Sed contra: Superior potest mittere peccatorem cum litteris ad inferiorem sacerdotem de voluntate ipsius. Ergo de voluntate confitentis potest sacerdos peccatum revelare alteri.
On the contrary, If the sinner consent, a superior may refer him by letter to an inferior priest. Therefore, with the consent of the penitent the priest may reveal a sin of his to another.
Praeterea, qui potest aliquid facere per se, potest etiam per alterum facere. Sed confitens potest peccatum suum quod fecit, per se alteri revelare. Ergo potest per sacerdotem facere.
Further, Whosoever can do a thing of his own authority, can do it through another. But the penitent can by his own authority reveal his sin to another. Therefore, he can do it through the priest.
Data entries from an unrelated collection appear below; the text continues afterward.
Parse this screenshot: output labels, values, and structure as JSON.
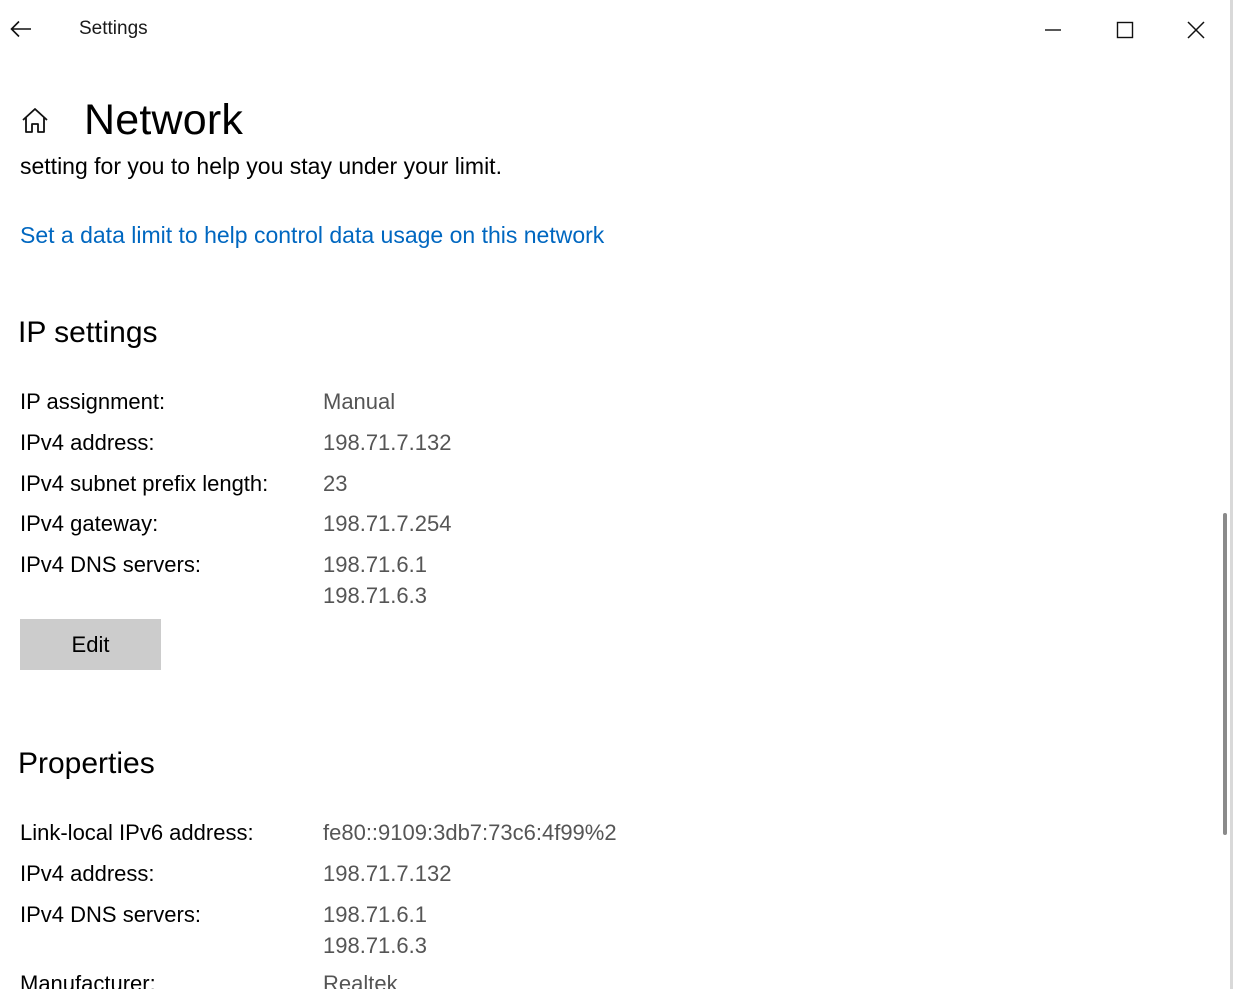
{
  "window": {
    "title": "Settings"
  },
  "header": {
    "title": "Network"
  },
  "data_usage": {
    "description_tail": "setting for you to help you stay under your limit.",
    "link_text": "Set a data limit to help control data usage on this network"
  },
  "ip_settings": {
    "title": "IP settings",
    "rows": [
      {
        "label": "IP assignment:",
        "values": [
          "Manual"
        ]
      },
      {
        "label": "IPv4 address:",
        "values": [
          "198.71.7.132"
        ]
      },
      {
        "label": "IPv4 subnet prefix length:",
        "values": [
          "23"
        ]
      },
      {
        "label": "IPv4 gateway:",
        "values": [
          "198.71.7.254"
        ]
      },
      {
        "label": "IPv4 DNS servers:",
        "values": [
          "198.71.6.1",
          "198.71.6.3"
        ]
      }
    ],
    "edit_label": "Edit"
  },
  "properties": {
    "title": "Properties",
    "rows": [
      {
        "label": "Link-local IPv6 address:",
        "values": [
          "fe80::9109:3db7:73c6:4f99%2"
        ]
      },
      {
        "label": "IPv4 address:",
        "values": [
          "198.71.7.132"
        ]
      },
      {
        "label": "IPv4 DNS servers:",
        "values": [
          "198.71.6.1",
          "198.71.6.3"
        ]
      },
      {
        "label": "Manufacturer:",
        "values": [
          "Realtek"
        ]
      }
    ]
  },
  "icons": {
    "back": "arrow-left-icon",
    "home": "home-icon",
    "minimize": "minimize-icon",
    "maximize": "maximize-icon",
    "close": "close-icon"
  },
  "colors": {
    "link": "#0067c0",
    "value_text": "#555555",
    "button_bg": "#cccccc"
  }
}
Respondeo dicendum quod duo sunt propter quae tenetur sacerdos peccatum occultare: primo, et principaliter, quia ipsa occultatio est de essentia sacramenti, inquantum scit illud ut Deus, cuius vicem gerit ad confessionem; alio modo, propter scandalum vitandum. Potest autem confitens facere quod sacerdos illud quod sciebat ut Deus, sciat etiam ut homo: quod facit dum licentiat eum ad dicendum. Et ideo, si dicat, non frangit sigillum confessionis. Tamen debet vitare scandalum dicendo: ne fractor sigilli praedicti reputetur.
I answer that, There are two reasons for which the priest is bound to keep a sin secret: first and chiefly, because this very secrecy is essential to the sacrament, insofar as the priest knows that sin as it is known to God, whose place he holds in confession: second, in order to avoid scandal. Now the penitent can make the priest know, as a man, what he knew before only as God knows it, and he does this when he allows him to divulge it: so that if the priest does reveal it, he does not break the seal of confession. Nevertheless he should beware of giving scandal by revealing the sin, lest he be deemed to have broken the seal.